Steven Hayes and Joshua Komisarjevsky

Steven Hayes and Joshua Komisarjevsky

"I'm used to that," Hayes said. "I don't even hear it anymore."

The three-page, handwritten letter on lined notebook paper came from "S. Hayes. No. 97425'' in October 2011.

The claim he made was chilling: The Petit family members weren't his only murders. He also had killed 17 other women, all runaways, hitchhikers and prostitutes. The story had come up during Komisarjevsky's trial, when defense lawyers raised it in a bid to shift blame away from their client, whose defense included pointing the finger for the Petit murders at Hayes.

Judge Blue, the trial judge, was skeptical.

"If they are true," Blue scoffed, "he's one of the great serial killers in modern American history."

But Hayes' claims, though arguably difficult to believe, were eerie. And now he was willing to give details about "every victim, all 17 and where they can be found and the whole story behind it."

The letter said he had made some of the girls he kidnapped "pack some of their stuff" or write good-bye notes to loved ones. Hayes claimed no one reported the first hitchhiker he killed missing because no one cared about her.

"With most, a second and third note would be written, by the girls themselves, and I would mail these weeks and months later. The notes would be detailed and disarming. This was key because while the girl would be gone within hours, the notes gave the appearance of what I wanted, a runaway or a girl who left her boyfriend or a hooker drug addict who went to greener pastures," Hayes wrote.


But now, sitting behind the glass partition, Hayes, dressed in a yellow prison jumpsuit with rectangle reading glasses propped on the crown of his head, was quick to admit it was all a lie, a manipulation.
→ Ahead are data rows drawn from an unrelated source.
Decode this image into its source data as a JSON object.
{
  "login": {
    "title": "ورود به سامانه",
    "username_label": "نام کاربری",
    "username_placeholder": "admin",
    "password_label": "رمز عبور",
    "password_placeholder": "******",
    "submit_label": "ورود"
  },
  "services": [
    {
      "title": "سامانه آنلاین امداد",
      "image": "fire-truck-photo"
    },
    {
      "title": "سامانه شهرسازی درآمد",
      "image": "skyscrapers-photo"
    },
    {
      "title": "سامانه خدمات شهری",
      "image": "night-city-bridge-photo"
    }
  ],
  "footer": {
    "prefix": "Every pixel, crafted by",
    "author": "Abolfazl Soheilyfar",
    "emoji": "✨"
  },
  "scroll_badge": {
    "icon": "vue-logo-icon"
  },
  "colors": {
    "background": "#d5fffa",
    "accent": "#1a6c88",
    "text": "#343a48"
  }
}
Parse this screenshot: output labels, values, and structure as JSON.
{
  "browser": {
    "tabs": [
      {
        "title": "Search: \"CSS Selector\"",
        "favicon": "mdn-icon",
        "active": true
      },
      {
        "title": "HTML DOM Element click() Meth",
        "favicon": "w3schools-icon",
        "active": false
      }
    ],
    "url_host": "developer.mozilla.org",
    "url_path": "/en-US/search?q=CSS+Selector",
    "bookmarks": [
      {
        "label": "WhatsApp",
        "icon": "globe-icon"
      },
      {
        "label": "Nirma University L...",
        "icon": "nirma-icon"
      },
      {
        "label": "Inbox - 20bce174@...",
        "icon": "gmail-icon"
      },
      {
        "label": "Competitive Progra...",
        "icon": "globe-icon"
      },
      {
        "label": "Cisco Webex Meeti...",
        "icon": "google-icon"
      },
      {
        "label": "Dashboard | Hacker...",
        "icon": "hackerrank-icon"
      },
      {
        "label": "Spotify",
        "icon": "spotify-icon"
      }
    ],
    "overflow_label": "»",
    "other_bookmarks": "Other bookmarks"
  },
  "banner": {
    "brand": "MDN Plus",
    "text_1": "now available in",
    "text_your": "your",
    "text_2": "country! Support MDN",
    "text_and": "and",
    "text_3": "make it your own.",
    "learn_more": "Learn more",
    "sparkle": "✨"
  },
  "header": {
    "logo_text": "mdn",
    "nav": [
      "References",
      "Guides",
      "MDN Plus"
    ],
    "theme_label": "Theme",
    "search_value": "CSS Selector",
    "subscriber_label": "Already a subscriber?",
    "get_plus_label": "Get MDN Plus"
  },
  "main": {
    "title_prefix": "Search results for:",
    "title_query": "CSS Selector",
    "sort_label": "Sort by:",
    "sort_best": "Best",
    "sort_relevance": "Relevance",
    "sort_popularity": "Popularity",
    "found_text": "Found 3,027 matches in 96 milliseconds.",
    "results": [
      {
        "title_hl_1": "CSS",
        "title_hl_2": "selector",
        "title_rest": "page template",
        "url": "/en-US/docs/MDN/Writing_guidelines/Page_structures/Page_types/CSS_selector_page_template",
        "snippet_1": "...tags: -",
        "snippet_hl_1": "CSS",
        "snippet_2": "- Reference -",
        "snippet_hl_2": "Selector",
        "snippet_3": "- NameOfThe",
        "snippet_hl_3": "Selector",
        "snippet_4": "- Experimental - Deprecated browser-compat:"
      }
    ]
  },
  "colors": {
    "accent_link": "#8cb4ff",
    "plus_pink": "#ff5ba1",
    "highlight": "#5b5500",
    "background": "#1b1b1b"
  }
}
He appeared more lucid and animated than the deadened, grimacing man sitting in the courtroom in the fall of 2010 during his trial.

"I made it up," Hayes said.

In this case, he said, it was another bid to kill himself. Portraying himself as an even more notorious criminal than he already was, he said, was just part of his elaborate plan to end his time on Connecticut's death row.

Hayes, 49, explained that by writing from prison about the bogus killing spree, he hoped authorities would seize his letters and notify police. His plan was to trade information for food — he wanted police to buy his story and grant his request for soda, a pepperoni pizza and a dozen oysters with hot sauce.

He is deathly allergic to oysters.

"I planned to eat them and have them find me dead in my cell the next morning," he said.

Like Hayes' previous suicide attempts, though, this ploy was a flop.

And the efforts he said he'd gone through to craft a credible story gives credence to those who see him as no more than a conniving manipulator. He said he did his homework, reading crime novels and studying the murders of serial killer Ted Bundy.

Bundy confessed to killing 30 women in seven states before he was executed by electric chair on Jan. 24, 1989.

New Haven State's Attorney Michael Dearington declined to discuss specifics about the state police probe into Hayes' claims, but said it is "an open investigation."

Hayes' purported desire to die has been a constant theme of his defense since the July 23, 2007 killings.